In the weekly review, you do the following:
- Gather and process all your stuff
- Review your system
- Update your lists
- Get clean, clear, current, and complete
During the Weekly Review, you’ll examine all your outstanding commitments, active projects, and tasks that need attention in the next few weeks. By reflecting on your predefined work, you’ll identify any immediate actions and the very next physical steps you need to take to move your projects forward.
But it doesn’t stop there! The Weekly Review is also an opportunity to organize your reference material, project support material, and lists of your active tasks. This way, you can ensure your system remains functional and all your stuff is easily accessible when you need it.
The last step is to engage with your captured items. Priorities should drive your choices. And to know your priorities, you must know what your work is.
The Five Phases of Project Planning
Our mind goes through five phases to accomplish virtually any task:
- Defining purpose and principles
- Outcome visioning
- Identifying next actions
To make them more practical, here is an example of planning a dinner:
The last time you went out for dinner, desires like satisfying hunger, socializing with friends, celebrating a specific occasion, signing a business deal, etc., can be causes for the thought of going out for dinner. These are the purpose. You want to satisfy your hunger etc. This defines the why.
This purpose then automatically triggers your internal planning process. This is the second point, outcome visioning, which defines the what. What to eat? Italian food at Giovanni’s or going to the Bistro Café.
After you have decided what to do, the brainstorming process begins. These are questions like: “What time should we go?”, “Is it open tonight?”, Will it be crowded?”.
And once you have sufficient ideas and details, you start to organize them. You have to find out if the restaurant is open.
Finally, you focus on the next action you must take to make it happen: You call the restaurant and make the reservation.
We go through all these steps naturally, without giving it much thought. Unfortunately, not always. Many business decisions or new implementations haven’t, for exampled, defined the purpose. Or they need more ideas. Or the following actions are not well defined.
If you go through all these 5 steps, you can almost guarantee there is a satisfying outcome. So go ahead and try it for yourself.
Choose a project that is new or stuck.

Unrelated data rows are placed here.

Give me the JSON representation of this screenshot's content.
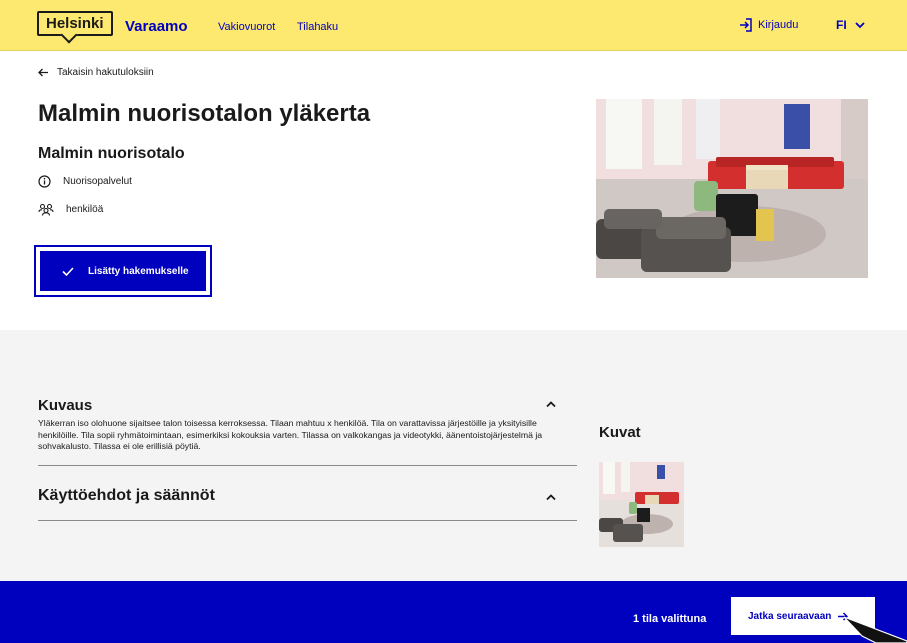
{
  "header": {
    "logo": "Helsinki",
    "app_name": "Varaamo",
    "nav": [
      "Vakiovuorot",
      "Tilahaku"
    ],
    "login_label": "Kirjaudu",
    "language": "FI"
  },
  "back_link": "Takaisin hakutuloksiin",
  "space": {
    "title": "Malmin nuorisotalon yläkerta",
    "unit": "Malmin nuorisotalo",
    "service": "Nuorisopalvelut",
    "capacity": "henkilöä",
    "added_button": "Lisätty hakemukselle"
  },
  "description": {
    "title": "Kuvaus",
    "text": "Yläkerran iso olohuone sijaitsee talon toisessa kerroksessa. Tilaan mahtuu x henkilöä. Tila on varattavissa järjestöille ja yksityisille henkilöille. Tila sopii ryhmätoimintaan, esimerkiksi kokouksia varten. Tilassa on valkokangas ja videotykki, äänentoistojärjestelmä ja sohvakalusto. Tilassa ei ole erillisiä pöytiä."
  },
  "terms": {
    "title": "Käyttöehdot ja säännöt"
  },
  "images": {
    "title": "Kuvat"
  },
  "footer": {
    "selected_text": "1 tila valittuna",
    "next_button": "Jatka seuraavaan"
  },
  "colors": {
    "header_bg": "#fde96f",
    "brand_blue": "#0000bf",
    "grey_bg": "#f4f4f4"
  }
}
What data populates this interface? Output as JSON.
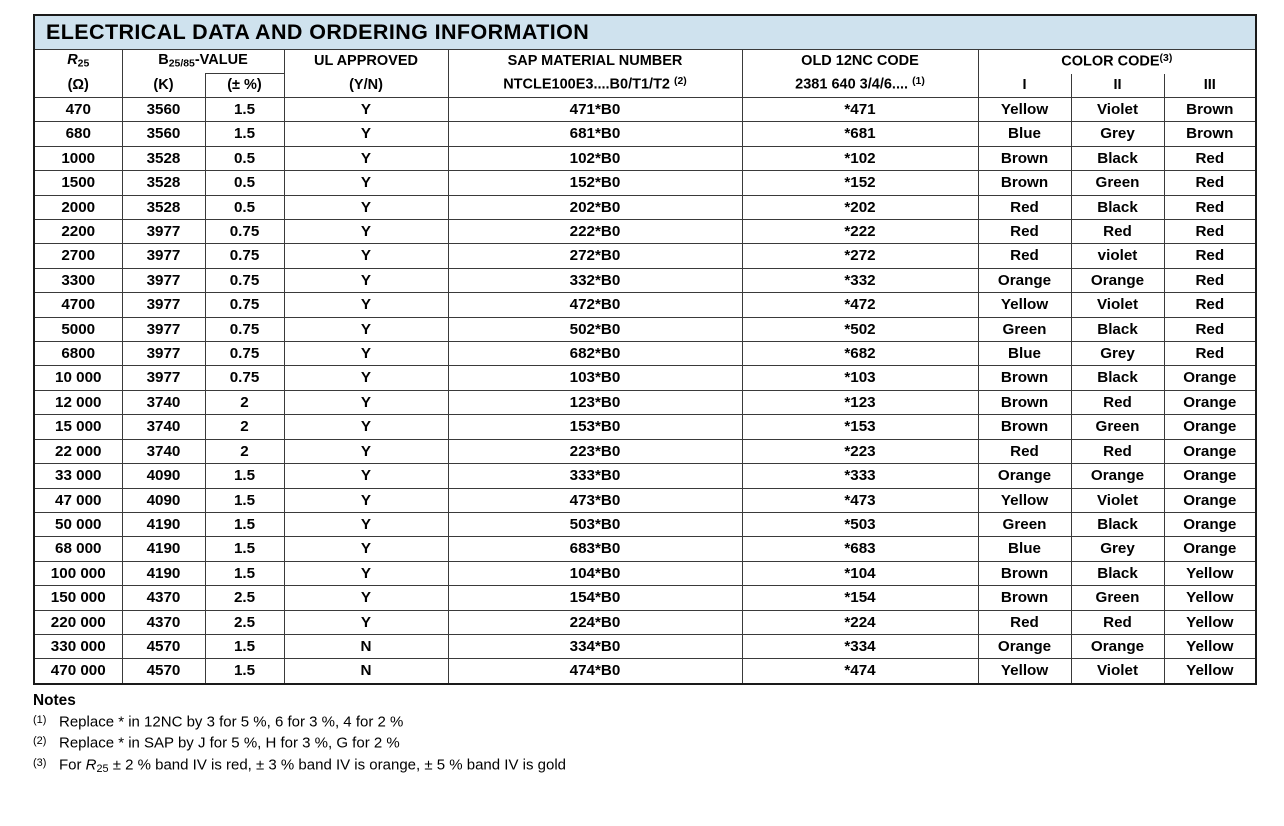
{
  "table": {
    "title": "ELECTRICAL DATA AND ORDERING INFORMATION",
    "title_background": "#cfe2ee",
    "headers": {
      "r25_label": "R",
      "r25_sub": "25",
      "r25_unit": "(Ω)",
      "bvalue_label": "B",
      "bvalue_sub": "25/85",
      "bvalue_suffix": "-VALUE",
      "bvalue_unit": "(K)",
      "btol_unit": "(± %)",
      "ul_approved": "UL APPROVED",
      "ul_approved_unit": "(Y/N)",
      "sap_material_number": "SAP MATERIAL NUMBER",
      "sap_material_format": "NTCLE100E3....B0/T1/T2",
      "sap_material_note": "(2)",
      "old_12nc_code": "OLD 12NC CODE",
      "old_12nc_format": "2381 640 3/4/6....",
      "old_12nc_note": "(1)",
      "color_code": "COLOR CODE",
      "color_code_note": "(3)",
      "band_1": "I",
      "band_2": "II",
      "band_3": "III"
    },
    "columns": [
      "R25",
      "B25/85-VALUE (K)",
      "B25/85-VALUE (± %)",
      "UL APPROVED",
      "SAP MATERIAL NUMBER",
      "OLD 12NC CODE",
      "COLOR CODE I",
      "COLOR CODE II",
      "COLOR CODE III"
    ],
    "rows": [
      {
        "r25": "470",
        "bvalue": "3560",
        "btol": "1.5",
        "ul": "Y",
        "sap": "471*B0",
        "code12nc": "*471",
        "band1": "Yellow",
        "band2": "Violet",
        "band3": "Brown"
      },
      {
        "r25": "680",
        "bvalue": "3560",
        "btol": "1.5",
        "ul": "Y",
        "sap": "681*B0",
        "code12nc": "*681",
        "band1": "Blue",
        "band2": "Grey",
        "band3": "Brown"
      },
      {
        "r25": "1000",
        "bvalue": "3528",
        "btol": "0.5",
        "ul": "Y",
        "sap": "102*B0",
        "code12nc": "*102",
        "band1": "Brown",
        "band2": "Black",
        "band3": "Red"
      },
      {
        "r25": "1500",
        "bvalue": "3528",
        "btol": "0.5",
        "ul": "Y",
        "sap": "152*B0",
        "code12nc": "*152",
        "band1": "Brown",
        "band2": "Green",
        "band3": "Red"
      },
      {
        "r25": "2000",
        "bvalue": "3528",
        "btol": "0.5",
        "ul": "Y",
        "sap": "202*B0",
        "code12nc": "*202",
        "band1": "Red",
        "band2": "Black",
        "band3": "Red"
      },
      {
        "r25": "2200",
        "bvalue": "3977",
        "btol": "0.75",
        "ul": "Y",
        "sap": "222*B0",
        "code12nc": "*222",
        "band1": "Red",
        "band2": "Red",
        "band3": "Red"
      },
      {
        "r25": "2700",
        "bvalue": "3977",
        "btol": "0.75",
        "ul": "Y",
        "sap": "272*B0",
        "code12nc": "*272",
        "band1": "Red",
        "band2": "violet",
        "band3": "Red"
      },
      {
        "r25": "3300",
        "bvalue": "3977",
        "btol": "0.75",
        "ul": "Y",
        "sap": "332*B0",
        "code12nc": "*332",
        "band1": "Orange",
        "band2": "Orange",
        "band3": "Red"
      },
      {
        "r25": "4700",
        "bvalue": "3977",
        "btol": "0.75",
        "ul": "Y",
        "sap": "472*B0",
        "code12nc": "*472",
        "band1": "Yellow",
        "band2": "Violet",
        "band3": "Red"
      },
      {
        "r25": "5000",
        "bvalue": "3977",
        "btol": "0.75",
        "ul": "Y",
        "sap": "502*B0",
        "code12nc": "*502",
        "band1": "Green",
        "band2": "Black",
        "band3": "Red"
      },
      {
        "r25": "6800",
        "bvalue": "3977",
        "btol": "0.75",
        "ul": "Y",
        "sap": "682*B0",
        "code12nc": "*682",
        "band1": "Blue",
        "band2": "Grey",
        "band3": "Red"
      },
      {
        "r25": "10 000",
        "bvalue": "3977",
        "btol": "0.75",
        "ul": "Y",
        "sap": "103*B0",
        "code12nc": "*103",
        "band1": "Brown",
        "band2": "Black",
        "band3": "Orange"
      },
      {
        "r25": "12 000",
        "bvalue": "3740",
        "btol": "2",
        "ul": "Y",
        "sap": "123*B0",
        "code12nc": "*123",
        "band1": "Brown",
        "band2": "Red",
        "band3": "Orange"
      },
      {
        "r25": "15 000",
        "bvalue": "3740",
        "btol": "2",
        "ul": "Y",
        "sap": "153*B0",
        "code12nc": "*153",
        "band1": "Brown",
        "band2": "Green",
        "band3": "Orange"
      },
      {
        "r25": "22 000",
        "bvalue": "3740",
        "btol": "2",
        "ul": "Y",
        "sap": "223*B0",
        "code12nc": "*223",
        "band1": "Red",
        "band2": "Red",
        "band3": "Orange"
      },
      {
        "r25": "33 000",
        "bvalue": "4090",
        "btol": "1.5",
        "ul": "Y",
        "sap": "333*B0",
        "code12nc": "*333",
        "band1": "Orange",
        "band2": "Orange",
        "band3": "Orange"
      },
      {
        "r25": "47 000",
        "bvalue": "4090",
        "btol": "1.5",
        "ul": "Y",
        "sap": "473*B0",
        "code12nc": "*473",
        "band1": "Yellow",
        "band2": "Violet",
        "band3": "Orange"
      },
      {
        "r25": "50 000",
        "bvalue": "4190",
        "btol": "1.5",
        "ul": "Y",
        "sap": "503*B0",
        "code12nc": "*503",
        "band1": "Green",
        "band2": "Black",
        "band3": "Orange"
      },
      {
        "r25": "68 000",
        "bvalue": "4190",
        "btol": "1.5",
        "ul": "Y",
        "sap": "683*B0",
        "code12nc": "*683",
        "band1": "Blue",
        "band2": "Grey",
        "band3": "Orange"
      },
      {
        "r25": "100 000",
        "bvalue": "4190",
        "btol": "1.5",
        "ul": "Y",
        "sap": "104*B0",
        "code12nc": "*104",
        "band1": "Brown",
        "band2": "Black",
        "band3": "Yellow"
      },
      {
        "r25": "150 000",
        "bvalue": "4370",
        "btol": "2.5",
        "ul": "Y",
        "sap": "154*B0",
        "code12nc": "*154",
        "band1": "Brown",
        "band2": "Green",
        "band3": "Yellow"
      },
      {
        "r25": "220 000",
        "bvalue": "4370",
        "btol": "2.5",
        "ul": "Y",
        "sap": "224*B0",
        "code12nc": "*224",
        "band1": "Red",
        "band2": "Red",
        "band3": "Yellow"
      },
      {
        "r25": "330 000",
        "bvalue": "4570",
        "btol": "1.5",
        "ul": "N",
        "sap": "334*B0",
        "code12nc": "*334",
        "band1": "Orange",
        "band2": "Orange",
        "band3": "Yellow"
      },
      {
        "r25": "470 000",
        "bvalue": "4570",
        "btol": "1.5",
        "ul": "N",
        "sap": "474*B0",
        "code12nc": "*474",
        "band1": "Yellow",
        "band2": "Violet",
        "band3": "Yellow"
      }
    ]
  },
  "notes": {
    "title": "Notes",
    "items": [
      {
        "marker": "(1)",
        "text": "Replace * in 12NC by 3 for 5 %, 6 for 3 %, 4 for 2 %"
      },
      {
        "marker": "(2)",
        "text": "Replace * in SAP by J for 5 %, H for 3 %, G for 2 %"
      },
      {
        "marker": "(3)",
        "text_before": "For ",
        "r_label": "R",
        "r_sub": "25",
        "text_after": " ± 2 % band IV is red, ± 3 % band IV is orange, ± 5 % band IV is gold"
      }
    ]
  }
}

Think of your purpose. Think of what a successful outcome would look like. Brainstorm potential steps. Organize your ideas, and then decide your next actions.
Getting Things Done Summary Conclusion
David Allen’s Getting Things Done system is the key to organizing, controlling your time, and accomplishing everything you set out for yourself. By implementing it in your life, you can capture every idea or commitment that comes to mind and organize them into a trusted system – allowing your mind everywhere some much-deserved clarity!
No products found.
In addition, GTD allows you to prioritize appropriately to make real progress on essential goals with actionable steps instead of focusing energy spread thin across too many tasks simultaneously.
The GTD system by David Allen offers a path to stress-free productivity, allowing you to embrace a life of relaxed control. By implementing this effective productivity system, you’ll find yourself better equipped to manage all your outstanding commitments, current projects, and active tasks.
Read inspiring quotes: 27 Productivity-Boosting Quotes from Getting Things Done
Through the power of the Weekly Review, you’ll reflect on your progress, assess your productivity systems, and identify the very next physical action needed to move forward. The Natural Planning Model and Workflow Management will help you break down complex projects into manageable steps, ensuring that you can stay focused on your intended outcomes.
Just try the methods from above for yourself and see what results you get!
More Productivity Book Summaries: